Work required
Could you find each line of the data below that contains the word "드라이버" and copy those lines?

[Data records for software interfaces]

▬▬▬

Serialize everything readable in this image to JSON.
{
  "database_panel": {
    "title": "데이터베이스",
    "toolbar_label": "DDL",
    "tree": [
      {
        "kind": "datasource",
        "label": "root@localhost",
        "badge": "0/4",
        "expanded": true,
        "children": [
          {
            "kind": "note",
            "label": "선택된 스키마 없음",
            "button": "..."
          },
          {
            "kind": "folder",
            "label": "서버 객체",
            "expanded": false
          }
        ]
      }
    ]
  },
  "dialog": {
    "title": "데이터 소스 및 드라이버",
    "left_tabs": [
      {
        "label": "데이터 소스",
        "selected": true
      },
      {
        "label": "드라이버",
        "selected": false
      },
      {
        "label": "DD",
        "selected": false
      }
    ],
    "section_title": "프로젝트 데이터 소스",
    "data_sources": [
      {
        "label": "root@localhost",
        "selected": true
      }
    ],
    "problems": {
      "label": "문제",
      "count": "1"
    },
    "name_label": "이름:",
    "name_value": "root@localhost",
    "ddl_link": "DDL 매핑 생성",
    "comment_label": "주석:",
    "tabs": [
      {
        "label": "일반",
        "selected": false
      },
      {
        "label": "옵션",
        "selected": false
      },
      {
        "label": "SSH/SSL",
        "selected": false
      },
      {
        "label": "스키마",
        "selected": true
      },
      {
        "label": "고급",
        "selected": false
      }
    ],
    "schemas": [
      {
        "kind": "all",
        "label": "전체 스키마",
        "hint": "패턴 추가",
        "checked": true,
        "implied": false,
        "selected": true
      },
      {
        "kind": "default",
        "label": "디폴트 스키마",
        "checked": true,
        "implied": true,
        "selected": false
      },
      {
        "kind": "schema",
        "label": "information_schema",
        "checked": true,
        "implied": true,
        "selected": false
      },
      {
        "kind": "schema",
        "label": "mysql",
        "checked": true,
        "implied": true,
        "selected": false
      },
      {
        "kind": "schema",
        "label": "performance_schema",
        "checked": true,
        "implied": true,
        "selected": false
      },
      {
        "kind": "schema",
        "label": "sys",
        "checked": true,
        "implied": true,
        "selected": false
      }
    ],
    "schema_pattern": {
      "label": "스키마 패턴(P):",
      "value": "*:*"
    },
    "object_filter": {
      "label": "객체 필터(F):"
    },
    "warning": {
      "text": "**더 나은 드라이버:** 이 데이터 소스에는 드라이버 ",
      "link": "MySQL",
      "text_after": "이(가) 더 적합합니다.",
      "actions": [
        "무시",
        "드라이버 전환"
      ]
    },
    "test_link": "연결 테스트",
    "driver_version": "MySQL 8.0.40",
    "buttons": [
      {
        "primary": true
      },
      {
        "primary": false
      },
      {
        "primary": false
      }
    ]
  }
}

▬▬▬

Exercise response
    "title": "데이터 소스 및 드라이버",
        "label": "드라이버",
      "text": "**더 나은 드라이버:** 이 데이터 소스에는 드라이버 ",
        "드라이버 전환"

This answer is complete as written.